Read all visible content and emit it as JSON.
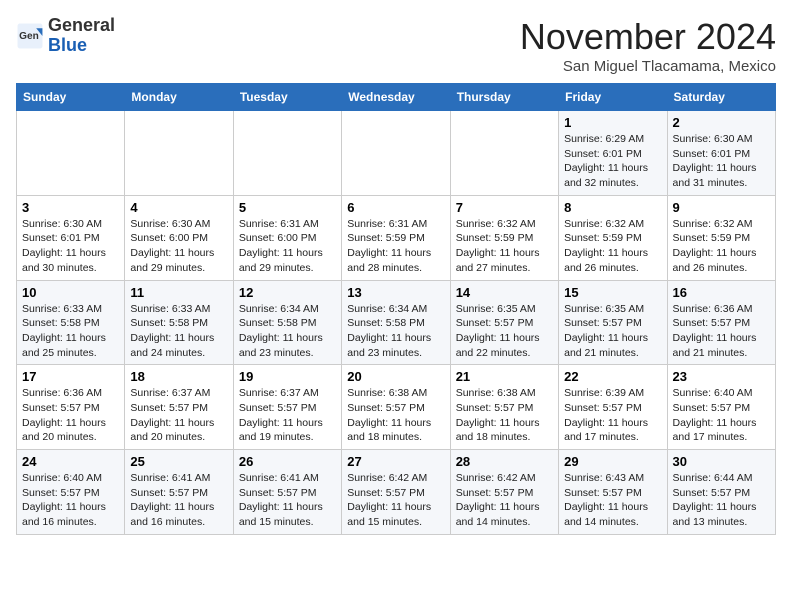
{
  "header": {
    "logo_general": "General",
    "logo_blue": "Blue",
    "month_title": "November 2024",
    "subtitle": "San Miguel Tlacamama, Mexico"
  },
  "weekdays": [
    "Sunday",
    "Monday",
    "Tuesday",
    "Wednesday",
    "Thursday",
    "Friday",
    "Saturday"
  ],
  "weeks": [
    [
      {
        "day": "",
        "info": ""
      },
      {
        "day": "",
        "info": ""
      },
      {
        "day": "",
        "info": ""
      },
      {
        "day": "",
        "info": ""
      },
      {
        "day": "",
        "info": ""
      },
      {
        "day": "1",
        "info": "Sunrise: 6:29 AM\nSunset: 6:01 PM\nDaylight: 11 hours and 32 minutes."
      },
      {
        "day": "2",
        "info": "Sunrise: 6:30 AM\nSunset: 6:01 PM\nDaylight: 11 hours and 31 minutes."
      }
    ],
    [
      {
        "day": "3",
        "info": "Sunrise: 6:30 AM\nSunset: 6:01 PM\nDaylight: 11 hours and 30 minutes."
      },
      {
        "day": "4",
        "info": "Sunrise: 6:30 AM\nSunset: 6:00 PM\nDaylight: 11 hours and 29 minutes."
      },
      {
        "day": "5",
        "info": "Sunrise: 6:31 AM\nSunset: 6:00 PM\nDaylight: 11 hours and 29 minutes."
      },
      {
        "day": "6",
        "info": "Sunrise: 6:31 AM\nSunset: 5:59 PM\nDaylight: 11 hours and 28 minutes."
      },
      {
        "day": "7",
        "info": "Sunrise: 6:32 AM\nSunset: 5:59 PM\nDaylight: 11 hours and 27 minutes."
      },
      {
        "day": "8",
        "info": "Sunrise: 6:32 AM\nSunset: 5:59 PM\nDaylight: 11 hours and 26 minutes."
      },
      {
        "day": "9",
        "info": "Sunrise: 6:32 AM\nSunset: 5:59 PM\nDaylight: 11 hours and 26 minutes."
      }
    ],
    [
      {
        "day": "10",
        "info": "Sunrise: 6:33 AM\nSunset: 5:58 PM\nDaylight: 11 hours and 25 minutes."
      },
      {
        "day": "11",
        "info": "Sunrise: 6:33 AM\nSunset: 5:58 PM\nDaylight: 11 hours and 24 minutes."
      },
      {
        "day": "12",
        "info": "Sunrise: 6:34 AM\nSunset: 5:58 PM\nDaylight: 11 hours and 23 minutes."
      },
      {
        "day": "13",
        "info": "Sunrise: 6:34 AM\nSunset: 5:58 PM\nDaylight: 11 hours and 23 minutes."
      },
      {
        "day": "14",
        "info": "Sunrise: 6:35 AM\nSunset: 5:57 PM\nDaylight: 11 hours and 22 minutes."
      },
      {
        "day": "15",
        "info": "Sunrise: 6:35 AM\nSunset: 5:57 PM\nDaylight: 11 hours and 21 minutes."
      },
      {
        "day": "16",
        "info": "Sunrise: 6:36 AM\nSunset: 5:57 PM\nDaylight: 11 hours and 21 minutes."
      }
    ],
    [
      {
        "day": "17",
        "info": "Sunrise: 6:36 AM\nSunset: 5:57 PM\nDaylight: 11 hours and 20 minutes."
      },
      {
        "day": "18",
        "info": "Sunrise: 6:37 AM\nSunset: 5:57 PM\nDaylight: 11 hours and 20 minutes."
      },
      {
        "day": "19",
        "info": "Sunrise: 6:37 AM\nSunset: 5:57 PM\nDaylight: 11 hours and 19 minutes."
      },
      {
        "day": "20",
        "info": "Sunrise: 6:38 AM\nSunset: 5:57 PM\nDaylight: 11 hours and 18 minutes."
      },
      {
        "day": "21",
        "info": "Sunrise: 6:38 AM\nSunset: 5:57 PM\nDaylight: 11 hours and 18 minutes."
      },
      {
        "day": "22",
        "info": "Sunrise: 6:39 AM\nSunset: 5:57 PM\nDaylight: 11 hours and 17 minutes."
      },
      {
        "day": "23",
        "info": "Sunrise: 6:40 AM\nSunset: 5:57 PM\nDaylight: 11 hours and 17 minutes."
      }
    ],
    [
      {
        "day": "24",
        "info": "Sunrise: 6:40 AM\nSunset: 5:57 PM\nDaylight: 11 hours and 16 minutes."
      },
      {
        "day": "25",
        "info": "Sunrise: 6:41 AM\nSunset: 5:57 PM\nDaylight: 11 hours and 16 minutes."
      },
      {
        "day": "26",
        "info": "Sunrise: 6:41 AM\nSunset: 5:57 PM\nDaylight: 11 hours and 15 minutes."
      },
      {
        "day": "27",
        "info": "Sunrise: 6:42 AM\nSunset: 5:57 PM\nDaylight: 11 hours and 15 minutes."
      },
      {
        "day": "28",
        "info": "Sunrise: 6:42 AM\nSunset: 5:57 PM\nDaylight: 11 hours and 14 minutes."
      },
      {
        "day": "29",
        "info": "Sunrise: 6:43 AM\nSunset: 5:57 PM\nDaylight: 11 hours and 14 minutes."
      },
      {
        "day": "30",
        "info": "Sunrise: 6:44 AM\nSunset: 5:57 PM\nDaylight: 11 hours and 13 minutes."
      }
    ]
  ]
}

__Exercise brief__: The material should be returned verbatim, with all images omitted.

__Your response__:
Read all visible content and emit it as JSON.
{
  "header": {
    "logo_general": "General",
    "logo_blue": "Blue",
    "month_title": "November 2024",
    "subtitle": "San Miguel Tlacamama, Mexico"
  },
  "weekdays": [
    "Sunday",
    "Monday",
    "Tuesday",
    "Wednesday",
    "Thursday",
    "Friday",
    "Saturday"
  ],
  "weeks": [
    [
      {
        "day": "",
        "info": ""
      },
      {
        "day": "",
        "info": ""
      },
      {
        "day": "",
        "info": ""
      },
      {
        "day": "",
        "info": ""
      },
      {
        "day": "",
        "info": ""
      },
      {
        "day": "1",
        "info": "Sunrise: 6:29 AM\nSunset: 6:01 PM\nDaylight: 11 hours and 32 minutes."
      },
      {
        "day": "2",
        "info": "Sunrise: 6:30 AM\nSunset: 6:01 PM\nDaylight: 11 hours and 31 minutes."
      }
    ],
    [
      {
        "day": "3",
        "info": "Sunrise: 6:30 AM\nSunset: 6:01 PM\nDaylight: 11 hours and 30 minutes."
      },
      {
        "day": "4",
        "info": "Sunrise: 6:30 AM\nSunset: 6:00 PM\nDaylight: 11 hours and 29 minutes."
      },
      {
        "day": "5",
        "info": "Sunrise: 6:31 AM\nSunset: 6:00 PM\nDaylight: 11 hours and 29 minutes."
      },
      {
        "day": "6",
        "info": "Sunrise: 6:31 AM\nSunset: 5:59 PM\nDaylight: 11 hours and 28 minutes."
      },
      {
        "day": "7",
        "info": "Sunrise: 6:32 AM\nSunset: 5:59 PM\nDaylight: 11 hours and 27 minutes."
      },
      {
        "day": "8",
        "info": "Sunrise: 6:32 AM\nSunset: 5:59 PM\nDaylight: 11 hours and 26 minutes."
      },
      {
        "day": "9",
        "info": "Sunrise: 6:32 AM\nSunset: 5:59 PM\nDaylight: 11 hours and 26 minutes."
      }
    ],
    [
      {
        "day": "10",
        "info": "Sunrise: 6:33 AM\nSunset: 5:58 PM\nDaylight: 11 hours and 25 minutes."
      },
      {
        "day": "11",
        "info": "Sunrise: 6:33 AM\nSunset: 5:58 PM\nDaylight: 11 hours and 24 minutes."
      },
      {
        "day": "12",
        "info": "Sunrise: 6:34 AM\nSunset: 5:58 PM\nDaylight: 11 hours and 23 minutes."
      },
      {
        "day": "13",
        "info": "Sunrise: 6:34 AM\nSunset: 5:58 PM\nDaylight: 11 hours and 23 minutes."
      },
      {
        "day": "14",
        "info": "Sunrise: 6:35 AM\nSunset: 5:57 PM\nDaylight: 11 hours and 22 minutes."
      },
      {
        "day": "15",
        "info": "Sunrise: 6:35 AM\nSunset: 5:57 PM\nDaylight: 11 hours and 21 minutes."
      },
      {
        "day": "16",
        "info": "Sunrise: 6:36 AM\nSunset: 5:57 PM\nDaylight: 11 hours and 21 minutes."
      }
    ],
    [
      {
        "day": "17",
        "info": "Sunrise: 6:36 AM\nSunset: 5:57 PM\nDaylight: 11 hours and 20 minutes."
      },
      {
        "day": "18",
        "info": "Sunrise: 6:37 AM\nSunset: 5:57 PM\nDaylight: 11 hours and 20 minutes."
      },
      {
        "day": "19",
        "info": "Sunrise: 6:37 AM\nSunset: 5:57 PM\nDaylight: 11 hours and 19 minutes."
      },
      {
        "day": "20",
        "info": "Sunrise: 6:38 AM\nSunset: 5:57 PM\nDaylight: 11 hours and 18 minutes."
      },
      {
        "day": "21",
        "info": "Sunrise: 6:38 AM\nSunset: 5:57 PM\nDaylight: 11 hours and 18 minutes."
      },
      {
        "day": "22",
        "info": "Sunrise: 6:39 AM\nSunset: 5:57 PM\nDaylight: 11 hours and 17 minutes."
      },
      {
        "day": "23",
        "info": "Sunrise: 6:40 AM\nSunset: 5:57 PM\nDaylight: 11 hours and 17 minutes."
      }
    ],
    [
      {
        "day": "24",
        "info": "Sunrise: 6:40 AM\nSunset: 5:57 PM\nDaylight: 11 hours and 16 minutes."
      },
      {
        "day": "25",
        "info": "Sunrise: 6:41 AM\nSunset: 5:57 PM\nDaylight: 11 hours and 16 minutes."
      },
      {
        "day": "26",
        "info": "Sunrise: 6:41 AM\nSunset: 5:57 PM\nDaylight: 11 hours and 15 minutes."
      },
      {
        "day": "27",
        "info": "Sunrise: 6:42 AM\nSunset: 5:57 PM\nDaylight: 11 hours and 15 minutes."
      },
      {
        "day": "28",
        "info": "Sunrise: 6:42 AM\nSunset: 5:57 PM\nDaylight: 11 hours and 14 minutes."
      },
      {
        "day": "29",
        "info": "Sunrise: 6:43 AM\nSunset: 5:57 PM\nDaylight: 11 hours and 14 minutes."
      },
      {
        "day": "30",
        "info": "Sunrise: 6:44 AM\nSunset: 5:57 PM\nDaylight: 11 hours and 13 minutes."
      }
    ]
  ]
}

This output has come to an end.